New cross-border commuter agreement between Switzerland and Italy
Employment / Immigration
The report on the new agreement was approved by the Federal Council on August 11, 2021.
On December 23, 2020, Switzerland and Italy signed a new agreement on the taxation of cross-border com-muters and an amendment protocol to the double taxation agreement (DTA) in Rome. The Federal Council has now approved the report on the agreement. The new cross-border commuter agreement defines the term "cross-border commuter" in a harmonized way, applies it reciprocally - in contrast to the agreement current-ly in force - and is intended to improve legal certainty.
According to the currently valid cross-border commuter agreement of 1974, Italian cross-border commuters are taxed exclusively in Switzerland. Each year, the cantons concerned - Graubünden, Ticino, and Valais - transfer approximately 40% of the taxes collected to the Italian municipalities of residence. The transfer of the respectvie taxes serves as financial compensation for the expenses incurred by the Italian border com-munities due to the cross-border commuters. Swiss cross-border commuters are not covered by the scope of the 1974 cross-border commuters agreement. We have summarized the most important changes to the cross-border commuter agreement below:
Reciprocity: the new cross-border commuter agreement applies to cross-border commuters resident in Switzerland and to cross-border commuters resident in Italy.
Harmonized definition of cross-border commuter: In the new agreement, cross-border commuters are de-fined as employees who live no further than 20 km from the border, work in the border area and, in principle, return home every day. Not returning home for 45 days in a calendar year for work-related reasons is harm-less for the cross-border commuter status. The definition of cross-border commuter applies uniformly to all cross-border commuters as of the entry into force of the new cross-border commuter.
Taxation of new cross-border commuters: For cross-border commuters who become cross-border commuters after the agreement comes into force (so-called "new cross-border commuters"), the state of employ-ment levies a withholding tax on the salaries, wages, and similar remunerations paid. However, the with-holding tax may not exceed 80% of the total amount of withholding tax normally levied. The state of residence has to avoid double taxation. For cross-border commuters resident in Switzerland, double taxation under the new cross-border commuter agreement is mitigated on a flat-rate basis because only 20% of the salary earned in Italy is taxed in Switzerland.
Transitional arrangement for existing (Italian) cross-border commuters: Existing cross-border commuters are persons who work or have worked in the cantons of Graubünden, Ticino or Valais on the day the new cross-border commuter agreement enters into force or between December 31, 2018 and the day the new agreement enters into force. Their wages, salaries, and similar remuneration will continue to be subject exclusively to taxation in Switzerland.
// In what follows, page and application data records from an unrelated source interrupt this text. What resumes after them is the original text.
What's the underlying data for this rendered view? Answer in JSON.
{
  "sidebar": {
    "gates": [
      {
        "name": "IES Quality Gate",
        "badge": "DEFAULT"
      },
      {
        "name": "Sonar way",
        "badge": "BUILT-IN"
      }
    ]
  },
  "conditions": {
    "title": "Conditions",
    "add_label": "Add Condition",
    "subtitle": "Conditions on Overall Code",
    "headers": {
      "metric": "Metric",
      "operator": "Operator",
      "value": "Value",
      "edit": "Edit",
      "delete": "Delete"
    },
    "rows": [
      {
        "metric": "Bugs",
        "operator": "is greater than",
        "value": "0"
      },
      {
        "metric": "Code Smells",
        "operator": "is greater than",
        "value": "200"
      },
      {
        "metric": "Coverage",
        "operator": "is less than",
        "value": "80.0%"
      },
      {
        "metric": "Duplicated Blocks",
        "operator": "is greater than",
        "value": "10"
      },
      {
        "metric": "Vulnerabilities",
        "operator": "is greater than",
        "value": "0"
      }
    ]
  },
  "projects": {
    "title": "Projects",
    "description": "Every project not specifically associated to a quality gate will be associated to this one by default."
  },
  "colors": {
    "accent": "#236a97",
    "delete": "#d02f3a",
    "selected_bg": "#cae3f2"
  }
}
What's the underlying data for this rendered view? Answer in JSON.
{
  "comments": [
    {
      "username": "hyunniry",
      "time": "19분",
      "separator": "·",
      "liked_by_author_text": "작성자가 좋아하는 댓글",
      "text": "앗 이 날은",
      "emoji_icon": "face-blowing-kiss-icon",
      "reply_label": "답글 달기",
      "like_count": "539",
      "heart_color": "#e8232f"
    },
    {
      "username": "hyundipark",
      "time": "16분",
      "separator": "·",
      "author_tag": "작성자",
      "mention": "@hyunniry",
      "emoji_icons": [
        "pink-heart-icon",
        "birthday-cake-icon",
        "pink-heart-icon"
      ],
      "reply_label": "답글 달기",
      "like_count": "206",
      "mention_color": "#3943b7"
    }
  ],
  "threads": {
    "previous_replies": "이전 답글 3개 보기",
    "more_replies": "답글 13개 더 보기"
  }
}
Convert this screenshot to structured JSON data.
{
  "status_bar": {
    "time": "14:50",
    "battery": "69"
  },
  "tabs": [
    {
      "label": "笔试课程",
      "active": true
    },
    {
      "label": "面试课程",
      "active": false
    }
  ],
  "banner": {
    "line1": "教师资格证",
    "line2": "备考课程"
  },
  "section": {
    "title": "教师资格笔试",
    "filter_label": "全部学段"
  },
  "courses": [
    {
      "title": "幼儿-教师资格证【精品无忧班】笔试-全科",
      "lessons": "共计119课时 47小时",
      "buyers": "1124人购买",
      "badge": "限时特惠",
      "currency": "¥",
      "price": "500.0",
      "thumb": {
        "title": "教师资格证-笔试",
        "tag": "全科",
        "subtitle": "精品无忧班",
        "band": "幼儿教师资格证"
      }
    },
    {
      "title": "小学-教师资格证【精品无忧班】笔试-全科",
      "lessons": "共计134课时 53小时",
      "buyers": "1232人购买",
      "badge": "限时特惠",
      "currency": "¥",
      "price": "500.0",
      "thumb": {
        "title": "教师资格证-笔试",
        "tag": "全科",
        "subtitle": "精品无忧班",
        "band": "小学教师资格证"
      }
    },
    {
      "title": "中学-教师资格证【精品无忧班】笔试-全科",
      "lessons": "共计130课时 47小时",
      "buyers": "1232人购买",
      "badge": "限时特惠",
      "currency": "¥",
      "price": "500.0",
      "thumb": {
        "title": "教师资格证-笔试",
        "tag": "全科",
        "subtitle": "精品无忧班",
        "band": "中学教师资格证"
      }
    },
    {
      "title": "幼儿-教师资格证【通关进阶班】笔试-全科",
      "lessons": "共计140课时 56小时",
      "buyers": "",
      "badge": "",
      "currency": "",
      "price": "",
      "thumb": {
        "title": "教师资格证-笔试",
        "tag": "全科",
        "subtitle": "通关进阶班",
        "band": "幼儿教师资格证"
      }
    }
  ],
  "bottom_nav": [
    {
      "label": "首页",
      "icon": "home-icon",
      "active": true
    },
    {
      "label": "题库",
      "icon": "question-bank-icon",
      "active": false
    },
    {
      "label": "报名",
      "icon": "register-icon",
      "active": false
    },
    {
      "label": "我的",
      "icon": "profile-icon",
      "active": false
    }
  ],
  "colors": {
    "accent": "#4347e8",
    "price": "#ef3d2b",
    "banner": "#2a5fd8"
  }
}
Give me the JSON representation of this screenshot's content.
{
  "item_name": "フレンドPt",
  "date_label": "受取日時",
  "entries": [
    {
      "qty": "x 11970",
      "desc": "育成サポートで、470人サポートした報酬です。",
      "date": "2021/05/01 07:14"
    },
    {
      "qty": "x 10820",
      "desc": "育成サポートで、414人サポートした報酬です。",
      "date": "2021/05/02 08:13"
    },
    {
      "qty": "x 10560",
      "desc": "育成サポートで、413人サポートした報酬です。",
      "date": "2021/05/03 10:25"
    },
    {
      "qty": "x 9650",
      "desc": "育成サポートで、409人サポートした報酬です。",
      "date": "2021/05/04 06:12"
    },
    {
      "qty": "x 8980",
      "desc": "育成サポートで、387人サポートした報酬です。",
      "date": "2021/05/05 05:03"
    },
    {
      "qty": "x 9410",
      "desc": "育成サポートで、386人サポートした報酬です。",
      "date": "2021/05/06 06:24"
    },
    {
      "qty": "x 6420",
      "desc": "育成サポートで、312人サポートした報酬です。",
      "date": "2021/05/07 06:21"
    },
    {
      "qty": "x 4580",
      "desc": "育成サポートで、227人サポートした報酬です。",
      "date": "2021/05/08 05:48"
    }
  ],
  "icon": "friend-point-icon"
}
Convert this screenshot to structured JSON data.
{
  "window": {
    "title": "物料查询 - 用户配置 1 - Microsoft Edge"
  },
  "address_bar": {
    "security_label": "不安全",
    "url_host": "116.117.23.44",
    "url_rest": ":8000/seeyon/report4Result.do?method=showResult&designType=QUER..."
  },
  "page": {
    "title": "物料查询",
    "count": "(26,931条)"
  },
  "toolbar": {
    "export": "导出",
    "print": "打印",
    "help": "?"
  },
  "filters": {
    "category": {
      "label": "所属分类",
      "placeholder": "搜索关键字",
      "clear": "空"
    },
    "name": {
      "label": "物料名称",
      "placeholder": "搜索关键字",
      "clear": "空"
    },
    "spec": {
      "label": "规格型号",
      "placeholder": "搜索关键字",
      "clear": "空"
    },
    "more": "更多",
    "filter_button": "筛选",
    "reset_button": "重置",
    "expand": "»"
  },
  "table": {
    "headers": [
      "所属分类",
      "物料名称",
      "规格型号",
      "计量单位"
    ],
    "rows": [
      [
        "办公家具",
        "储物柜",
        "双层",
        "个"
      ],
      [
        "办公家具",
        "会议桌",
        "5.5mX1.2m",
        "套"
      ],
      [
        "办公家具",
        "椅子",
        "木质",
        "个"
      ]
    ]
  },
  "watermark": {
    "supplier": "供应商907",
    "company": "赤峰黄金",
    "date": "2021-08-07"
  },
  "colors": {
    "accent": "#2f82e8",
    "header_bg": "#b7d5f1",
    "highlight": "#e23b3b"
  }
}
The affected cantons will pay financial compensation amounting to approximately 40% of the revenue from the withholding tax to the municipalities of residence of the Italian cross-border commuters up to the end of 2033. From the 2034 tax year onwards, Switzerland will no longer make any compensation payments and will thus retain the entire tax revenue.
Abuse provision: The new agreement contains a provision to combat possible abuses in connection with the status of existing cross-border commuters. According to this provision, the cross-border commuter status can be revoked in the event of blatant and obvious abuse. On the occasion of the signing of the agreement, Switzerland and Italy executed an exchange of notes that clarifies the interpretation of some provisions of the new cross-border commuter agreement and ensures their correct application.
As a result, it is expected that new Italian cross-border commuters will have to pay more taxes as they will now have to pay tax on part of their income in Italy. As a result, working in Switzerland will become less attractive for them - from a pure tax perspective. In the future, Swiss cross-border commuters will have to pay tax in Switzerland on 20% of the remuneration they receive. The agreement and the protocol of amendment will enter into force upon the exchange of the ratification instruments.